Whistleblowers are often portrayed in the media as selfless people pointing out wrongdoing. That might be, but it is also true that whistleblowers sometimes stand to reap millions of dollars for suing people accused of defrauding the government in what are known as qui tam cases.
Qui tam cases are a type of civil lawsuit filed by whistleblowers under the False Claims Act; a law that monetarily rewards the whistleblower if their suit recovers money for the government. One Florida doctor about an hour’s drive northwest of Orlando is the focus of two such lawsuits, according to news reports.
The Marion County cardiologist is accused of Medicare fraud in two whistleblower lawsuits alleging that he gave patients kickbacks by waiving their co-payments so they would agree to often unneeded medical procedures.

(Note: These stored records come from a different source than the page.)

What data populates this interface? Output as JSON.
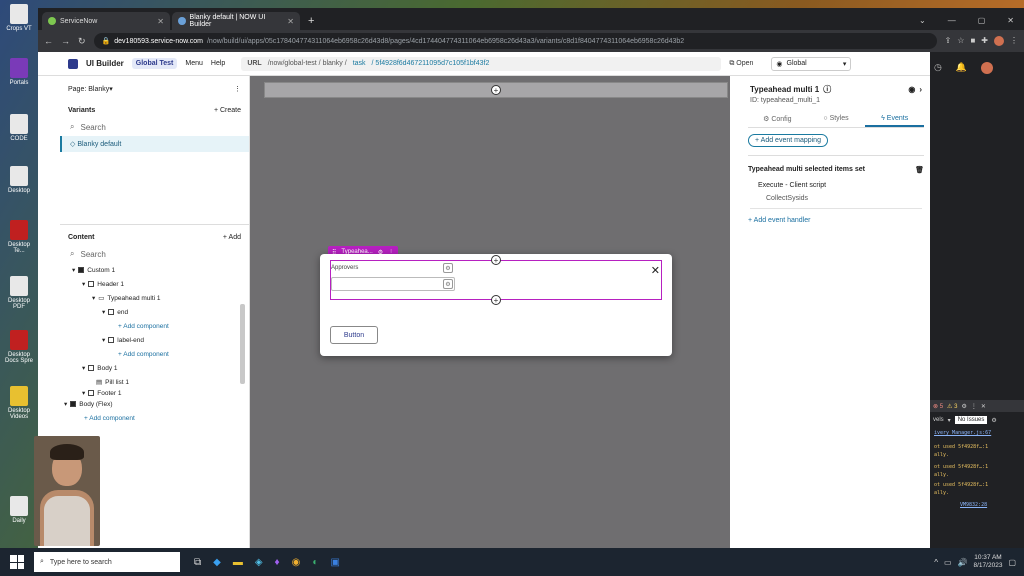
{
  "desktop": {
    "icons": [
      "Crops VT",
      "Portals",
      "CODE",
      "Desktop",
      "Desktop Te...",
      "Desktop PDF",
      "Desktop Docs Spre",
      "Desktop Videos",
      "Daily"
    ]
  },
  "browser": {
    "tabs": [
      {
        "label": "ServiceNow"
      },
      {
        "label": "Blanky default | NOW UI Builder"
      }
    ],
    "url_host": "dev180593.service-now.com",
    "url_path": "/now/build/ui/apps/05c178404774311064eb6958c26d43d8/pages/4cd174404774311064eb6958c26d43a3/variants/c8d1f8404774311064eb6958c26d43b2"
  },
  "header": {
    "app_title": "UI Builder",
    "scope_badge": "Global Test",
    "menu": "Menu",
    "help": "Help",
    "url_label": "URL",
    "url_prefix": "/now/global-test / blanky /",
    "url_task": "task",
    "url_sysid": "/ 5f4928f6d467211095d7c105f1bf43f2",
    "open_label": "Open",
    "scope_select": "Global"
  },
  "left": {
    "page_label": "Page: Blanky",
    "variants_label": "Variants",
    "create_label": "+ Create",
    "search_placeholder": "Search",
    "variant_item": "Blanky default",
    "content_label": "Content",
    "add_label": "+ Add",
    "content_search": "Search",
    "tree": [
      "Custom 1",
      "Header 1",
      "Typeahead multi 1",
      "end",
      "+ Add component",
      "label-end",
      "+ Add component",
      "Body 1",
      "Pill list 1",
      "Footer 1",
      "Body (Flex)",
      "+ Add component"
    ]
  },
  "canvas": {
    "selected_label": "Typeahea...",
    "field_label": "Approvers",
    "button_label": "Button"
  },
  "right": {
    "title": "Typeahead multi 1",
    "id": "ID: typeahead_multi_1",
    "tabs": [
      "Config",
      "Styles",
      "Events"
    ],
    "add_event_mapping": "+ Add event mapping",
    "event_name": "Typeahead multi selected items set",
    "handler": "Execute - Client script",
    "handler_sub": "CollectSysids",
    "add_handler": "+ Add event handler"
  },
  "devtools": {
    "errors": "5",
    "warnings": "3",
    "levels": "vels",
    "no_issues": "No Issues",
    "lines": [
      {
        "text": "ivery_Manager.js:67",
        "kind": "link"
      },
      {
        "text": "ot used 5f4928f…:1",
        "kind": "warn"
      },
      {
        "text": "ally.",
        "kind": "warn"
      },
      {
        "text": "ot used 5f4928f…:1",
        "kind": "warn"
      },
      {
        "text": "ally.",
        "kind": "warn"
      },
      {
        "text": "ot used 5f4928f…:1",
        "kind": "warn"
      },
      {
        "text": "ally.",
        "kind": "warn"
      },
      {
        "text": "VM9832:28",
        "kind": "link"
      }
    ]
  },
  "taskbar": {
    "search_placeholder": "Type here to search",
    "time": "10:37 AM",
    "date": "8/17/2023"
  }
}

The U.S. Justice Department recently announced that it is joining the civil suits against the doctor and his medical practice.
In some False Claim Act suits, plaintiffs can be awarded triple damages, which means, of course, that the share the whistleblower receives is also inflated.
Media reports did not list the amount sought in the cases by whistleblowers and the federal government, but one report indicated that the doctor billed Medicare for $18 million in 2012 – the highest amount billed to Medicare for cardiology that year.
One lawsuit claims the doctor and his practice engaged in “upcoding”: billing Medicare for more expensive procedures than were actually performed on patients. However, as attorneys experienced in health care fraud allegations know, there are sometimes disputes over these complicated billing codes that do not involve illegal or fraudulent acts. Discrepancies can be the result of differing interpretations of complex regulations and bookkeeping rules.
In these matters, it makes sense for defendants to retain an attorney experienced in both civil and criminal cases; one who can as capably defend assets and licensure as freedom and rights.